The process that the swimmer goes through to get there will be unique to the individual. Achieve Greater Self-Confidence Success breeds confidence. When athletes are able to see and feel past and future successes as part of their mental preparation, confidence is not far behind.
Imaging a successful upcoming race is the dress rehearsal to the real deal. Gain Greater Control of Mental Energy Swimmers need to manage mental energy so that they are neither too flat nor too amped up before racing.
The goal is to get into that ideal state.
How to Prepare for a Swim Meet
During preparation, athletes may listen to certain songs to increase energy and put them into the proper racing state. Alternatively, they may visualize a relaxing scene to slow their hurrying thoughts. Such strategies can be a purposeful part of a mental routine to manage mental energy.
Give More Effective Focus A mental preparation routine can help swimmers focus on important aspects of their performance.
Technical cues "explode off the blocks" or "hold your streamline" or images "torpedo" can be integrated into preparation to direct attention where it needs to be as opposed to having the focus on unproductive or negative things. Provide Comfort in Structure A mental routine can be a security blanket, something to turn to in the stressful moments leading up to the competition. Swimmers can use their mental routine to bring consistency to their preparation and performance, whether they are swimming in a dual meet or at Olympic Trials.
To some degree, a mental preparation routine can take the environment out of the performance. Engage the Mind The mind is a valuable commodity.
When purposefully recruited and engaged, the athlete has the additional support of positive emotions, feelings, and thoughts. Athletes should make wise use of all the resources at their disposal as they prepare for competition. Coaches can do certain things to help their swimmers develop and strengthen effective prerace routines.
Race day preparation
Coaches should talk to their swimmers about what mental preparation is and why they should have a mental plan. Coaches need to define some of the key components that make up a mental plan, such as imagery, goal setting, self-talk, concentration, and energy management, and explain that there is no right or wrong way to create a mental plan.
Each swimmer will have a personal, unique mental plan. Next, the coach should have the swimmers reflect on past performances to begin to understand how they feel when they perform well and what they need to do to ensure good performances. No expectations, no chance of being disappointed, am I right?

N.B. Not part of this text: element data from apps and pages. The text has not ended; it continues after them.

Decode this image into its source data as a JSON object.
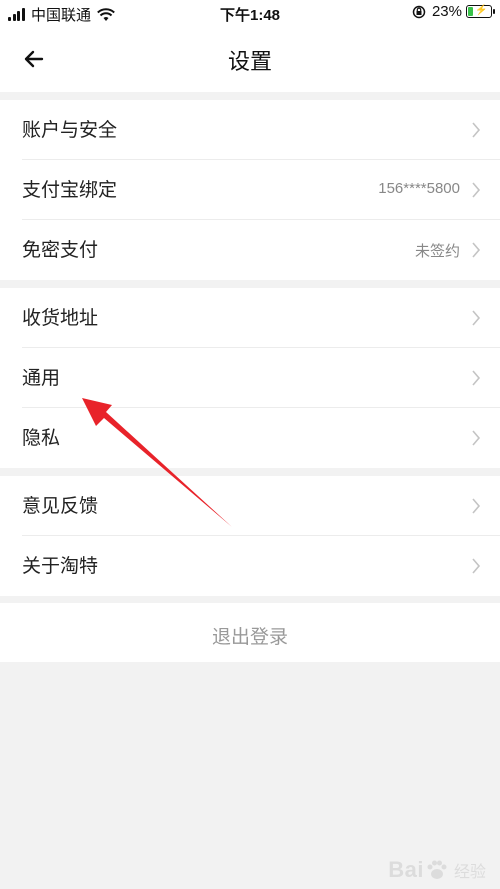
{
  "status_bar": {
    "carrier": "中国联通",
    "time": "下午1:48",
    "battery_percent": "23%",
    "battery_level": 0.23
  },
  "nav": {
    "title": "设置",
    "back_icon": "arrow-left-icon"
  },
  "groups": [
    {
      "items": [
        {
          "label": "账户与安全",
          "value": ""
        },
        {
          "label": "支付宝绑定",
          "value": "156****5800"
        },
        {
          "label": "免密支付",
          "value": "未签约"
        }
      ]
    },
    {
      "items": [
        {
          "label": "收货地址",
          "value": ""
        },
        {
          "label": "通用",
          "value": ""
        },
        {
          "label": "隐私",
          "value": ""
        }
      ]
    },
    {
      "items": [
        {
          "label": "意见反馈",
          "value": ""
        },
        {
          "label": "关于淘特",
          "value": ""
        }
      ]
    }
  ],
  "logout_label": "退出登录",
  "annotation": {
    "color": "#e8232a"
  },
  "watermark": {
    "text": "Bai",
    "sub": "经验"
  }
}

Revisit your dream goals and see where the upcoming meet fits in the long term plan. Go into the meet with a clear outline of what you hope to accomplish, whether it is time, stroke rate, splits, and so on.
How to Prepare for a Swim Meet (with Pictures) - wikiHow
Repetition and volume are important, but fairly useless unless you are executing with proper form. With lowered yardage heading into the big meet there will be a greater emphasis on developing speed and power; sharpening the blade, so to speak. Envision yourself swimming successfully especially in the face of adversity. Phelps was a monster at this; he visualized his races up-and-down, imagining all sorts of scenarios, so that inevitably when something did go wrong his goggles filled up in the m butterfly at the Beijing Gameshe was able to remain calm and collected.
Here are some sample scenarios to give you some ideas: The warm-up pool is overflowing. You are late to the meet. And of course, your bathing suit either rips a la Berkeley Dreamboat, aka Nathan Adrianor worse.